They were executed together by firing squad and their bodies were laid out at the Piazzale Loreto in Milan. Later their corpses were strung up by the heels from steel girders in the public square, a spectacle of contempt that expressed the partisan hatred of Mussolini’s long, violent, cruel regime. As Bosworth writes, the photo of Claretta, with hair flowing down, became the “visual niche” that installed her in the world’s memory.
Claretta’s diaries prove that she believed sex and power were linked, each enhancing the other. In her view, as one journalist wrote, the definition of great sex was sex with a great man. “How I adore you,” she wrote to Mussolini after making love with him. “You were so beautiful this evening, as aggressive as a lion, violent and masterful. You are the man who triumphs over other men and over life.”
You were so beautiful this evening, as aggressive as a lion, violent and masterful. You are the man who triumphs over other men and over life
Her diaries reveal that Mussolini curtly dismissed much of the world he knew or thought he knew. He believed the British were drunken, brainless pigs, he despised the French for being cowardly and didn’t think much of his fellow Italians. He had a theory that four million Italians were descendants of slaves, therefore worthless. His dislike of Jews seems to put him in a category with Hitler.
As for himself, he thought he was the greatest man since Napoleon, a point on which Claretta agreed. His goal was to raise Italy to the standards of the Roman empire.
His views of love provide an insight into the mind of a dictator. “I love you madly,” he wrote to Claretta. “I want to harm you, be brutal with you.” He had the crazy idea that violent sex “expands the vision” and makes a man perceptive.
Mussolini was rumoured to be a formidable lover – a rumour he did nothing to discourage. He once said he couldn’t count the number of women he had known. He noted that at one time in his life he had 14 lovers on the go.
Claretta’s experience could be disappointing. When he had difficulty doing his part, he blamed his mistress. He had the odd habit of warming things up by talking about previous mistresses. He had at least nine children with them (and five with his wife Rachele).
She called him Ben, he called her Clara. When they bickered she claimed that he didn’t see her often enough and didn’t do enough for her family. Her father, Dr. Francesca Petacci, was a fashionable doctor, physician to a cardinal. The family travelled in a chauffeur-driven car with Vatican number plates.

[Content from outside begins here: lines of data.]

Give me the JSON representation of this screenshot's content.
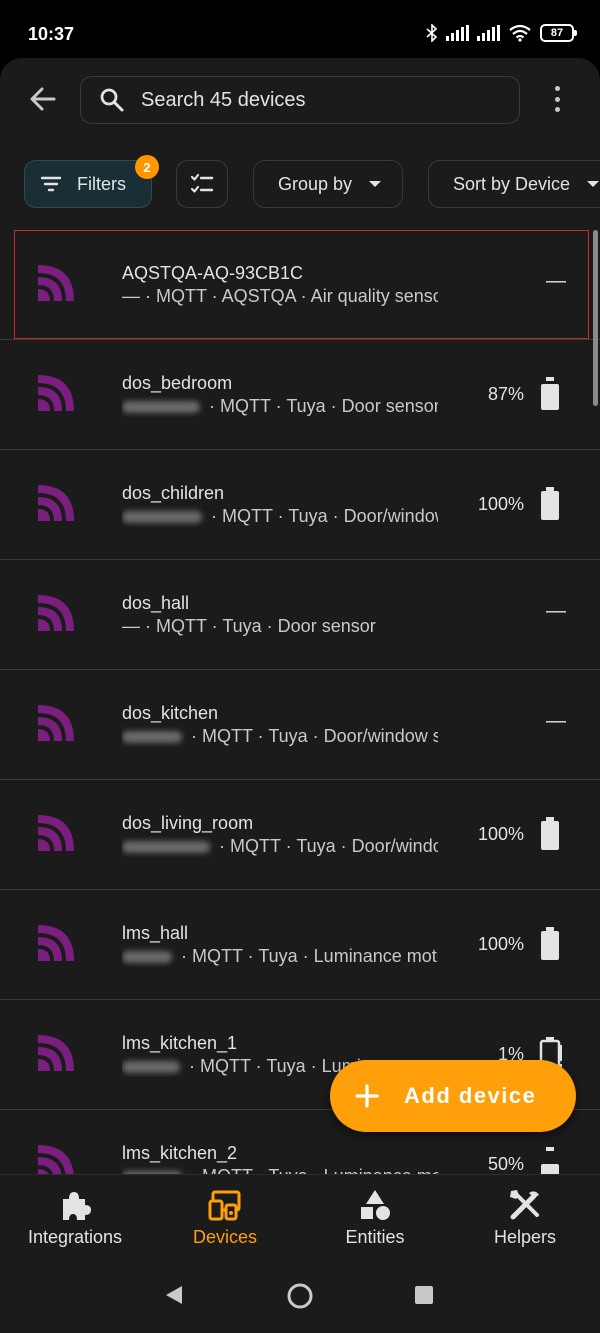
{
  "status_bar": {
    "time": "10:37",
    "battery": "87"
  },
  "topbar": {
    "search_placeholder": "Search 45 devices"
  },
  "toolbar": {
    "filters_label": "Filters",
    "filters_badge": "2",
    "group_by_label": "Group by",
    "sort_label": "Sort by Device"
  },
  "devices": [
    {
      "name": "AQSTQA-AQ-93CB1C",
      "area": "—",
      "meta": " · MQTT · AQSTQA · Air quality sensor",
      "battery": "—",
      "selected": true,
      "blurred": false
    },
    {
      "name": "dos_bedroom",
      "area": "",
      "meta": " · MQTT · Tuya · Door sensor",
      "battery": "87%",
      "battery_level": 87,
      "blurred": true
    },
    {
      "name": "dos_children",
      "area": "",
      "meta": " · MQTT · Tuya · Door/window sensor",
      "battery": "100%",
      "battery_level": 100,
      "blurred": true
    },
    {
      "name": "dos_hall",
      "area": "—",
      "meta": " · MQTT · Tuya · Door sensor",
      "battery": "—",
      "blurred": false
    },
    {
      "name": "dos_kitchen",
      "area": "",
      "meta": " · MQTT · Tuya · Door/window sensor",
      "battery": "—",
      "blurred": true
    },
    {
      "name": "dos_living_room",
      "area": "",
      "meta": " · MQTT · Tuya · Door/window sensor",
      "battery": "100%",
      "battery_level": 100,
      "blurred": true
    },
    {
      "name": "lms_hall",
      "area": "",
      "meta": " · MQTT · Tuya · Luminance motion sensor",
      "battery": "100%",
      "battery_level": 100,
      "blurred": true
    },
    {
      "name": "lms_kitchen_1",
      "area": "",
      "meta": " · MQTT · Tuya · Luminance motion sensor",
      "battery": "1%",
      "battery_level": 1,
      "blurred": true
    },
    {
      "name": "lms_kitchen_2",
      "area": "",
      "meta": " · MQTT · Tuya · Luminance motion sensor",
      "battery": "50%",
      "battery_level": 50,
      "blurred": true
    }
  ],
  "fab": {
    "label": "Add device"
  },
  "bottom_nav": [
    {
      "label": "Integrations",
      "icon": "puzzle-icon"
    },
    {
      "label": "Devices",
      "icon": "devices-icon",
      "active": true
    },
    {
      "label": "Entities",
      "icon": "shapes-icon"
    },
    {
      "label": "Helpers",
      "icon": "tools-icon"
    }
  ],
  "colors": {
    "accent": "#ffa00a",
    "device_icon": "#7a1f7f",
    "background": "#1c1b1b"
  }
}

Her mother, Giuseppina, was an ambitious snob who lusted after the privileges that came to friends of Mussolini – for instance, help with the laws when her husband needed it.
Bosworth tells us Mussolini actually asked Giuseppina, “May I love your daughter?” She answered yes, “The idea that she will be near a man like you is very comforting to me.” This yearning for privilege made the Petaccis encourage all aspects of Claretta’s liaison with Mussolini. The couple often met in the Petacci home.
In many accounts, Claretta has been pictured as a naive, apolitical young woman, led astray by love. Bosworth presents a different reality. It was she who frequently urged Mussolini to greater violence, advocated capital punishment against his enemies and argued for closer ties to Hitler. In 1943, Claretta believed a coup to bring down Mussolini was in the works. “Arrest them! Kill them all,” she urged. But Mussolini didn’t listen and he was deposed.
As we read these passages in Bosworth’s narrative, the scent of greed and corruption rises over the city of Rome. A totalitarian state, unchallenged by opposition, encourages its own special form of favouritism, an intimate and often fatal version of political evil.
Claretta: Mussolini’s Last Lover By R.J.B. Bosworth Yale University Press 320 pp; $36.50